|US6907320 *||Feb 26, 2001||Jun 14, 2005||Hitachi, Ltd.||Power plant operation control system and a power plant maintaining and managing method|
|US7188004||Jan 29, 2004||Mar 6, 2007||Hitachi, Ltd.||Power plant operation control system and a power plant maintaining and managing method|
|US7639000||Nov 20, 2007||Dec 29, 2009||Itron, Inc.||Apparatus for electronically measuring or distributing electrical energy|
|US7688060||Nov 20, 2007||Mar 30, 2010||Itron, Inc.||Electronic revenue meter with automatic service sensing|
|US7688061||Nov 20, 2007||Mar 30, 2010||Itron, Inc.||Apparatus for electronically measuring electrical energy|
|US7701199||Mar 15, 2005||Apr 20, 2010||Itron, Inc.||Modular meter configuration and methodology|
|US7999532||Nov 12, 2009||Aug 16, 2011||Itron, Inc.||Apparatus for electronically measuring or distributing electrical energy|
|US20030178985 *||Mar 10, 2003||Sep 25, 2003||Briese Forrest Wayne||Electronic revenue meter with automatic service sensing|
|US20050162149 *||Mar 15, 2005||Jul 28, 2005||Makinson David N.||Modular meter configuration and methodology|
|US20080068004 *||Nov 20, 2007||Mar 20, 2008||Itron, Inc.||Electronic revenue meter with automatic service sensing|
|US20080068006 *||Nov 20, 2007||Mar 20, 2008||Itron, Inc.||Electronic revenue meter with automatic service sensing|
|US20100109650 *||Nov 12, 2009||May 6, 2010||Itron, Inc.||Apparatus for electronically measuring or distributing electrical energy|
|EP0046875A2 *||Jul 23, 1981||Mar 10, 1982||Messerschmitt-Bölkow-Blohm Gesellschaft mit beschränkter Haftung||Control signal transmission device, especially for aircraft|
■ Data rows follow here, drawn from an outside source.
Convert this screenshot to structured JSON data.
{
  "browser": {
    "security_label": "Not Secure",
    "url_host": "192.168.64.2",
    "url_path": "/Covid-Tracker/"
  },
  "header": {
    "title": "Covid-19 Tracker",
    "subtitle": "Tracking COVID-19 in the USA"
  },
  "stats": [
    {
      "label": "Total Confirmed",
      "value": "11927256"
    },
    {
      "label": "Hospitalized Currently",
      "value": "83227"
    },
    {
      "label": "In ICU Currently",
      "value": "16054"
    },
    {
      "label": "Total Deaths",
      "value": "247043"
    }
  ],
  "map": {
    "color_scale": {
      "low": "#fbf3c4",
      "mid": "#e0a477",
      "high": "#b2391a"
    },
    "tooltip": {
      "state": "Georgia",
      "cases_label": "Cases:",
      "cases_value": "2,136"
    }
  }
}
|EP0267397A2 *||Jul 23, 1981||May 18, 1988||Deutsche Airbus GmbH||Control signal transmission arrangement, especially for aircraft|
|U.S. Classification||398/109, 700/81, 340/870.28, 361/35, 340/654, 361/93.9, 324/96, 702/58|
|International Classification||G01R15/22, G01R31/02, H04B10/12|
|Cooperative Classification||G01R31/02, G01R15/22|
|European Classification||G01R15/22, H04B10/12, G01R31/02|